According to Breitbart, “Despite the February 21 settlement of a bitter labor dispute at West Coast ports between employers and members of the International Longshore and Warehouse Union (ILWU), whose members command average wages and benefits of about $1,200 a day, the continuing bottleneck is still causing job and revenue losses across many US industries.” The contract negotiations lasted over 9 months between the ILWU and the Pacific Maritime Association (PMA).

Unions are notorious for using slow downs, work stoppages, strikes and picket lines as a negotiating ploys to force” management” to sit down at the negotiating table to either listen to worker’s complaints and/or to respond to a demand for higher wages and “better and safer” working conditions for the workers in that particular union.    Read more » about Strikes and Slow Downs Have Long Tails

Editor's note: As President Obama’s most recent executive order on immigration is challenged in the courts and state lawmakers consider where to codify former Texas Gov. Rick Perry’s executive order on E-Verify, we thought it would be helpful to employers to offer the analysis of one of the nation’s foremost immigration attorneys. Charles C. Foster has advised Presidents Bush and Obama on the issue. Below, his analysis of how things may play out in the longhaul is offered for your consideration – The Construction Citizen Team.

“The arc of history is long but it bends towards justice.” - Dr. Martin Luther King Jr.

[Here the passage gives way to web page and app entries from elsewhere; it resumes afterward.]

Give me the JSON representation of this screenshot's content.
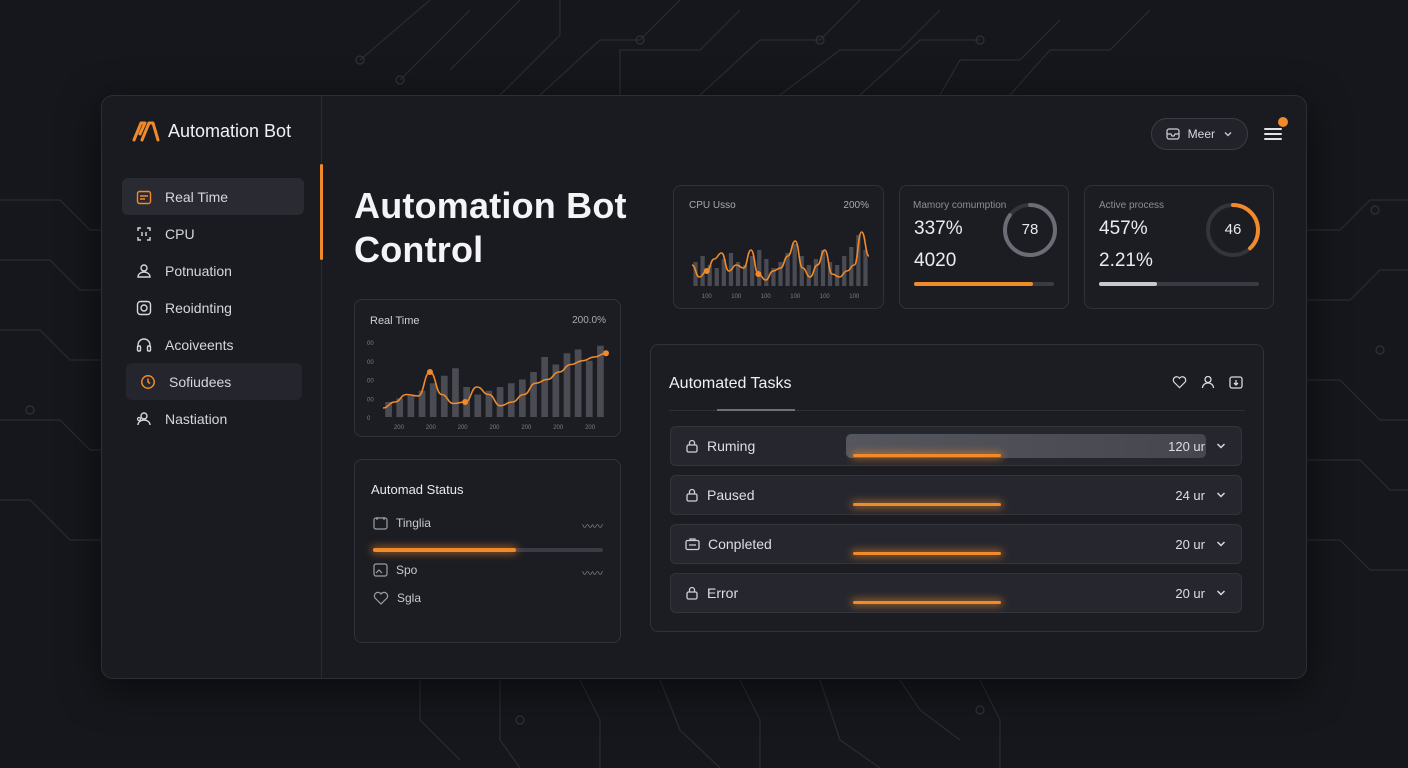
{
  "app": {
    "name": "Automation Bot"
  },
  "header": {
    "title_line1": "Automation Bot",
    "title_line2": "Control",
    "user_label": "Meer"
  },
  "sidebar": {
    "items": [
      {
        "label": "Real Time",
        "icon": "calendar-icon"
      },
      {
        "label": "CPU",
        "icon": "cpu-icon"
      },
      {
        "label": "Potnuation",
        "icon": "user-icon"
      },
      {
        "label": "Reoidnting",
        "icon": "camera-icon"
      },
      {
        "label": "Acoiveents",
        "icon": "headset-icon"
      },
      {
        "label": "Sofiudees",
        "icon": "clock-icon"
      },
      {
        "label": "Nastiation",
        "icon": "users-icon"
      }
    ]
  },
  "cpu_card": {
    "label": "CPU Usso",
    "value": "200%"
  },
  "memory_card": {
    "label": "Mamory comumption",
    "value1": "337%",
    "value2": "4020",
    "ring_value": "78",
    "ring_fraction": 0.85,
    "bar_fraction": 0.85
  },
  "process_card": {
    "label": "Active process",
    "value1": "457%",
    "value2": "2.21%",
    "ring_value": "46",
    "ring_fraction": 0.38,
    "bar_fraction": 0.36
  },
  "realtime_card": {
    "label": "Real Time",
    "value": "200.0%"
  },
  "status_card": {
    "title": "Automad Status",
    "rows": [
      {
        "label": "Tinglia",
        "icon": "calendar-icon",
        "wave": "〰〰"
      },
      {
        "label": "Spo",
        "icon": "image-icon",
        "wave": "〰〰"
      },
      {
        "label": "Sgla",
        "icon": "heart-icon"
      }
    ],
    "progress_fraction": 0.62
  },
  "tasks": {
    "title": "Automated Tasks",
    "rows": [
      {
        "label": "Ruming",
        "value": "120 ur",
        "icon": "lock-icon"
      },
      {
        "label": "Paused",
        "value": "24 ur",
        "icon": "lock-icon"
      },
      {
        "label": "Conpleted",
        "value": "20 ur",
        "icon": "briefcase-icon"
      },
      {
        "label": "Error",
        "value": "20 ur",
        "icon": "lock-icon"
      }
    ]
  },
  "colors": {
    "accent": "#f08a2a",
    "bg": "#16171c",
    "card": "#1c1d23"
  },
  "chart_data": [
    {
      "type": "line",
      "title": "CPU Usso",
      "categories": [
        "100",
        "100",
        "100",
        "100",
        "100",
        "100"
      ],
      "series": [
        {
          "values": [
            0.35,
            0.15,
            0.25,
            0.45,
            0.55,
            0.25,
            0.35,
            0.3,
            0.6,
            0.2,
            0.1,
            0.25,
            0.3,
            0.5,
            0.75,
            0.3,
            0.15,
            0.35,
            0.6,
            0.2,
            0.15,
            0.25,
            0.35,
            0.9,
            0.5
          ]
        }
      ],
      "bars": [
        0.4,
        0.5,
        0.35,
        0.3,
        0.45,
        0.55,
        0.4,
        0.35,
        0.5,
        0.6,
        0.45,
        0.3,
        0.4,
        0.55,
        0.7,
        0.5,
        0.35,
        0.45,
        0.6,
        0.4,
        0.35,
        0.5,
        0.65,
        0.85,
        0.6
      ]
    },
    {
      "type": "line",
      "title": "Real Time",
      "categories": [
        "200",
        "200",
        "200",
        "200",
        "200",
        "200",
        "200"
      ],
      "yticks": [
        "00",
        "00",
        "00",
        "00",
        "0"
      ],
      "series": [
        {
          "values": [
            0.12,
            0.2,
            0.3,
            0.28,
            0.6,
            0.3,
            0.18,
            0.2,
            0.4,
            0.3,
            0.15,
            0.2,
            0.3,
            0.45,
            0.5,
            0.6,
            0.7,
            0.75,
            0.8,
            0.85
          ]
        }
      ],
      "bars": [
        0.2,
        0.25,
        0.3,
        0.35,
        0.45,
        0.55,
        0.65,
        0.4,
        0.3,
        0.35,
        0.4,
        0.45,
        0.5,
        0.6,
        0.8,
        0.7,
        0.85,
        0.9,
        0.75,
        0.95
      ]
    }
  ]
}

Even the most ardent critics of President Obama’s executive actions on immigration must acknowledge they are undeniably sweeping, historic in scope and will have a huge impact on the large undocumented long-term residing population of the United States with one or more U.S. citizen children or children who are Lawful Permanent Residents.    Read more » about Immigration Executive Orders from Rick Perry and President Barack Obama: What They Mean for Texas

Construction firms and labor advocates alike have now told state lawmakers they are in favor of a proposal under consideration at the Texas Capitol to create a searchable database of employers convicted of stealing the wages of their workers.

Rep. Mary González, D-Clint, told the Texas House Business and Industry Committee during a public hearing that the current version of her legislation, House Bill 94, is the result of collaboration with business interests, workers’ rights advocates and Republican lawmakers who want to protect ethical employers and workers as well.

Former Republican Rep. John Davis, R-Clear Lake, helped the El Paso-area Democrat craft this legislation along with Rep. Cecil Bell, R-Magnolia, and Rep. Jim Murphy, R-Houston.

"Wage theft is bad for good business," González said.    Read more » about Business and Labor Join Forces in Push to Crack Down on Wage Theft in Texas

An incredible amount of candor will be required to address the question of how to deal with an estimated $1.5 billion worth of maintenance that so far has been deferred on state-owned buildings in Texas. That’s one of the main messages from Republicans and Democrats alike on the newly-created Texas Senate Select Committee on Government Facilities.

All members of the panel, including its GOP chairman, said the needs are great and can only be truly met if lawmakers are working with solid facts and figures. Chairman Kevin Eltife, R-Tyler, said during the committee’s first meeting that if the heads of state agencies are crystal clear about their needs, they’ll be able to provide reliable intelligence that lawmakers can use to craft long-term solutions. In 2006, the estimate for deferred maintenance was about $400 million and it has ballooned in the years since.

“We'd like to have a successful result for everybody," Eltife said. He also indicated that Lt. Gov. Dan Patrick has told him the committee’s work may be extended past the regular session of the Legislature so they can really dig down into problematic government facilities.    Read more » about Texas Lawmakers Start to Dive Down into Deferred Maintenance